Brief
Each record below is to be output unchanged, and any picture is to be dropped.

Data shown
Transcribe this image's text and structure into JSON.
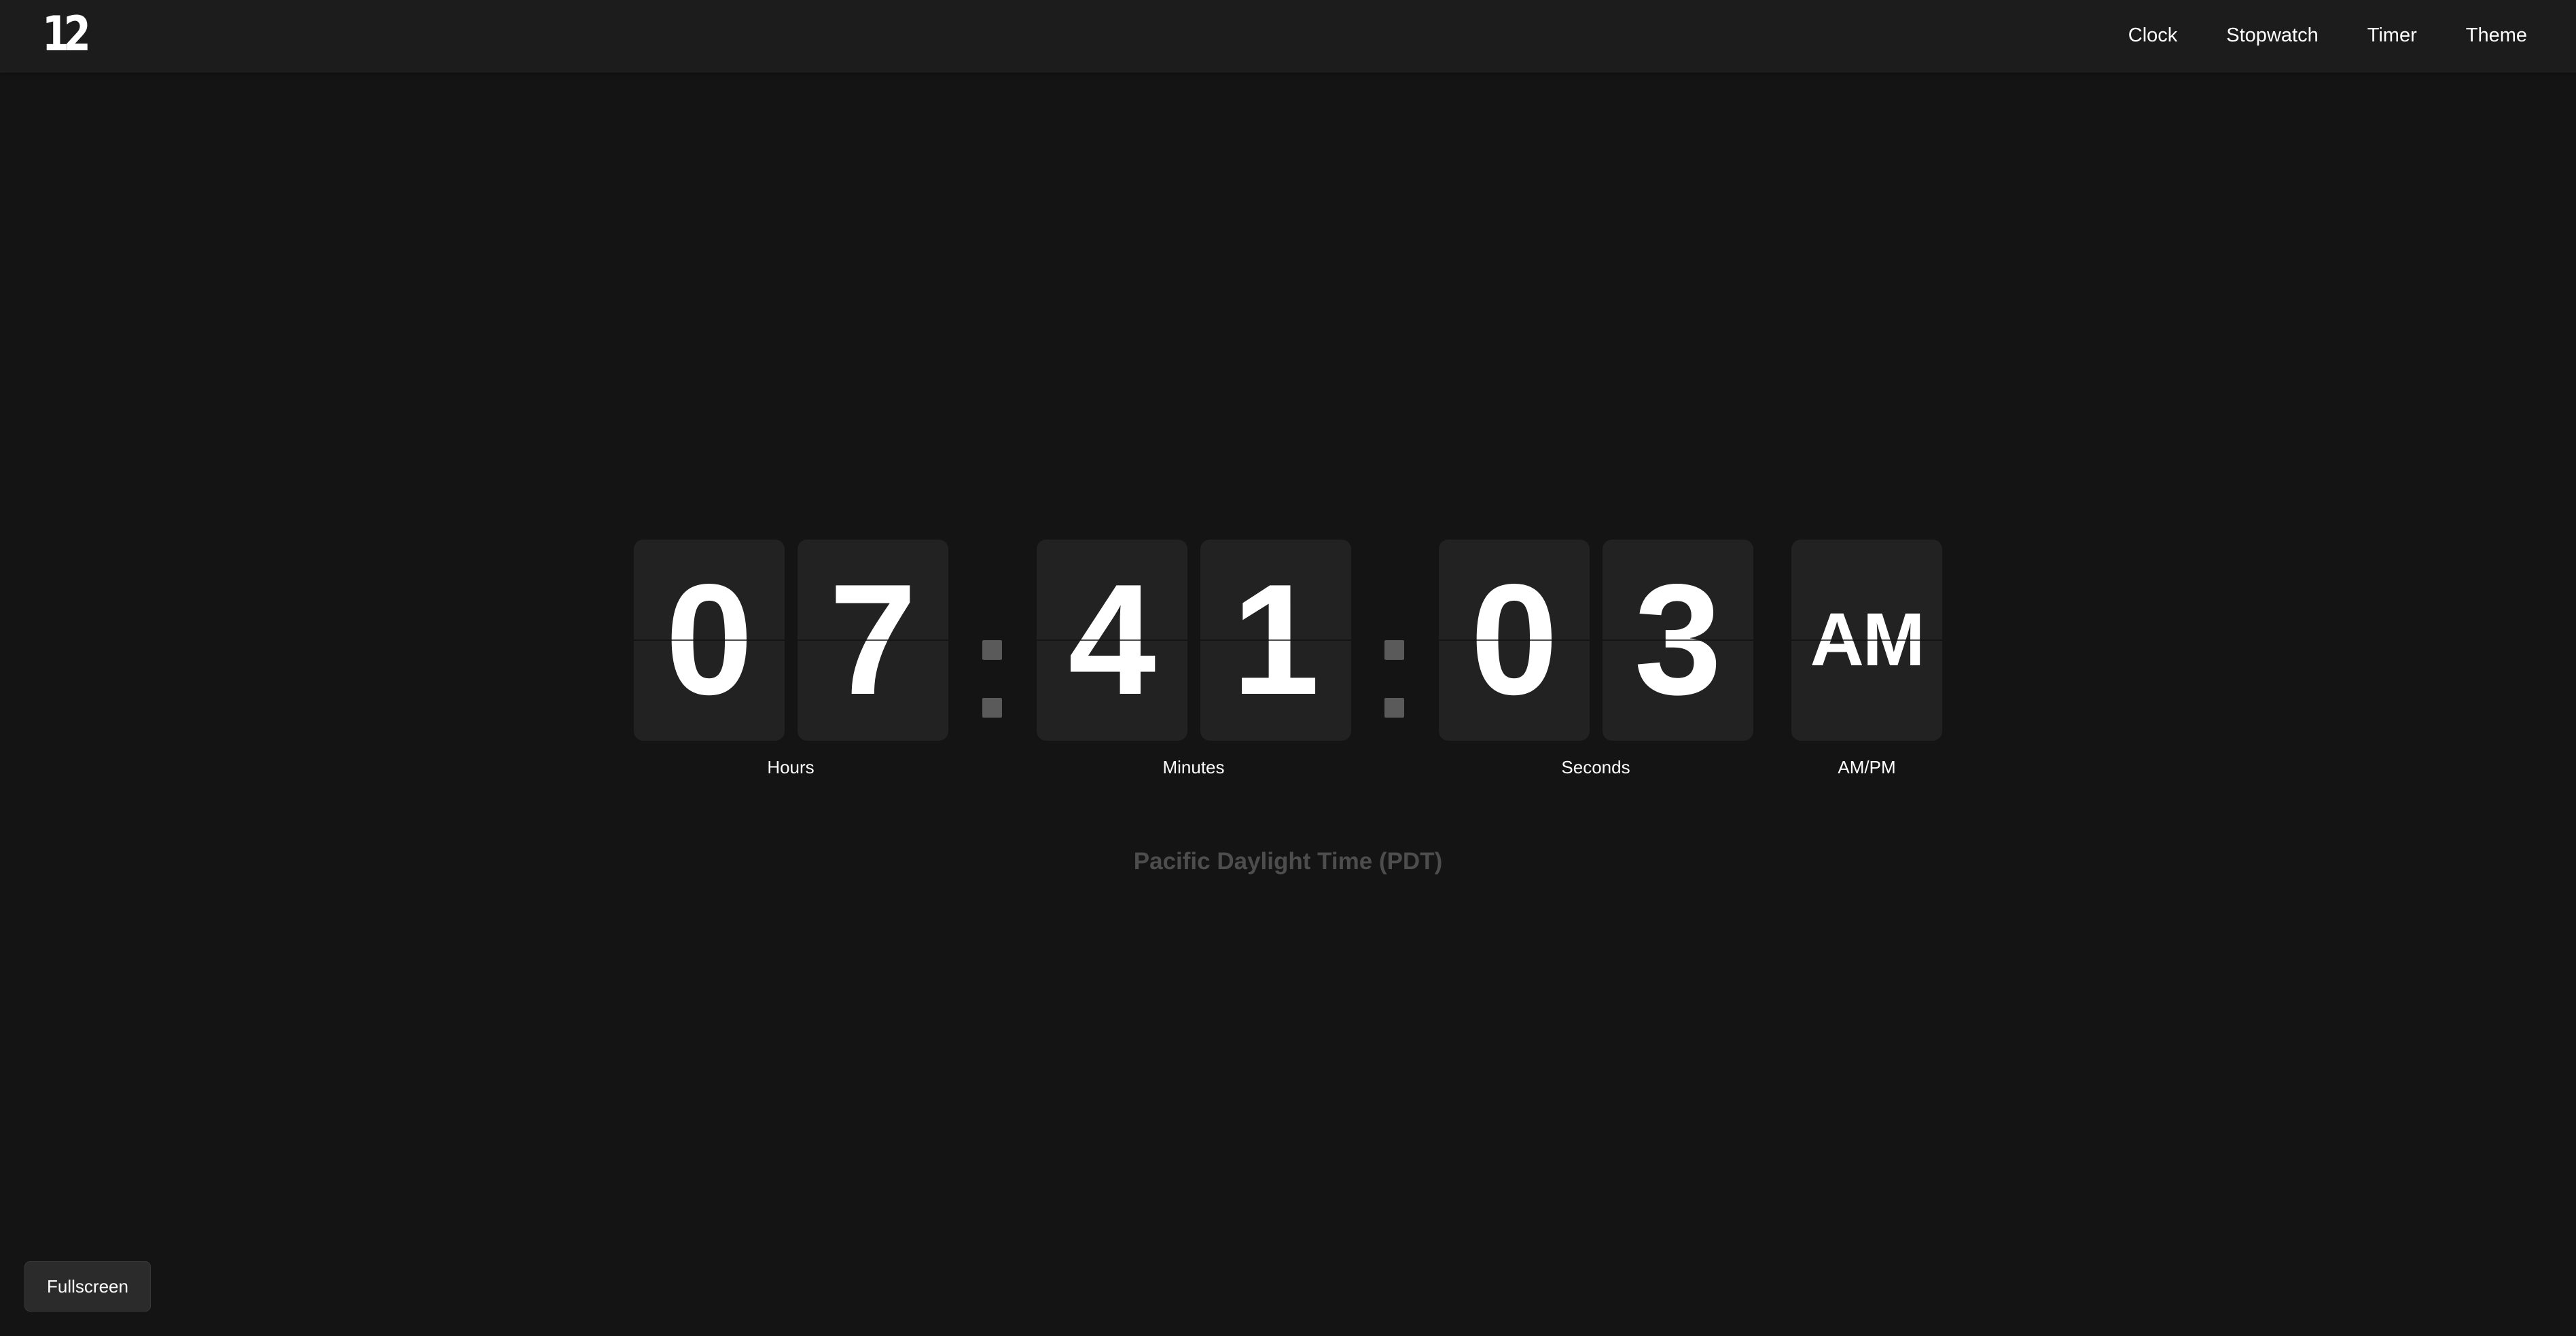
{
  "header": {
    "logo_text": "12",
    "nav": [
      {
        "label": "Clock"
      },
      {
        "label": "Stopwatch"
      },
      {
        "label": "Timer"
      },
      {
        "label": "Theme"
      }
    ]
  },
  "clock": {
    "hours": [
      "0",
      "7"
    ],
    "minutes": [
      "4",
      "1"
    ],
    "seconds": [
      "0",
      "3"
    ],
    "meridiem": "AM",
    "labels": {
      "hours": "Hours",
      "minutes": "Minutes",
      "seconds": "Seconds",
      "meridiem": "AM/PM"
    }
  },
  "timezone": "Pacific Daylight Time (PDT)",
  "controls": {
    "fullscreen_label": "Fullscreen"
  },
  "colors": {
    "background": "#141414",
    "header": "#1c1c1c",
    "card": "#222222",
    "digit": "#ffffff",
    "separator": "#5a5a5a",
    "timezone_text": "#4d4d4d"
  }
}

Answer space
Transcribe this image's text and structure into JSON.
{
  "header": {
    "logo_text": "12",
    "nav": [
      {
        "label": "Clock"
      },
      {
        "label": "Stopwatch"
      },
      {
        "label": "Timer"
      },
      {
        "label": "Theme"
      }
    ]
  },
  "clock": {
    "hours": [
      "0",
      "7"
    ],
    "minutes": [
      "4",
      "1"
    ],
    "seconds": [
      "0",
      "3"
    ],
    "meridiem": "AM",
    "labels": {
      "hours": "Hours",
      "minutes": "Minutes",
      "seconds": "Seconds",
      "meridiem": "AM/PM"
    }
  },
  "timezone": "Pacific Daylight Time (PDT)",
  "controls": {
    "fullscreen_label": "Fullscreen"
  },
  "colors": {
    "background": "#141414",
    "header": "#1c1c1c",
    "card": "#222222",
    "digit": "#ffffff",
    "separator": "#5a5a5a",
    "timezone_text": "#4d4d4d"
  }
}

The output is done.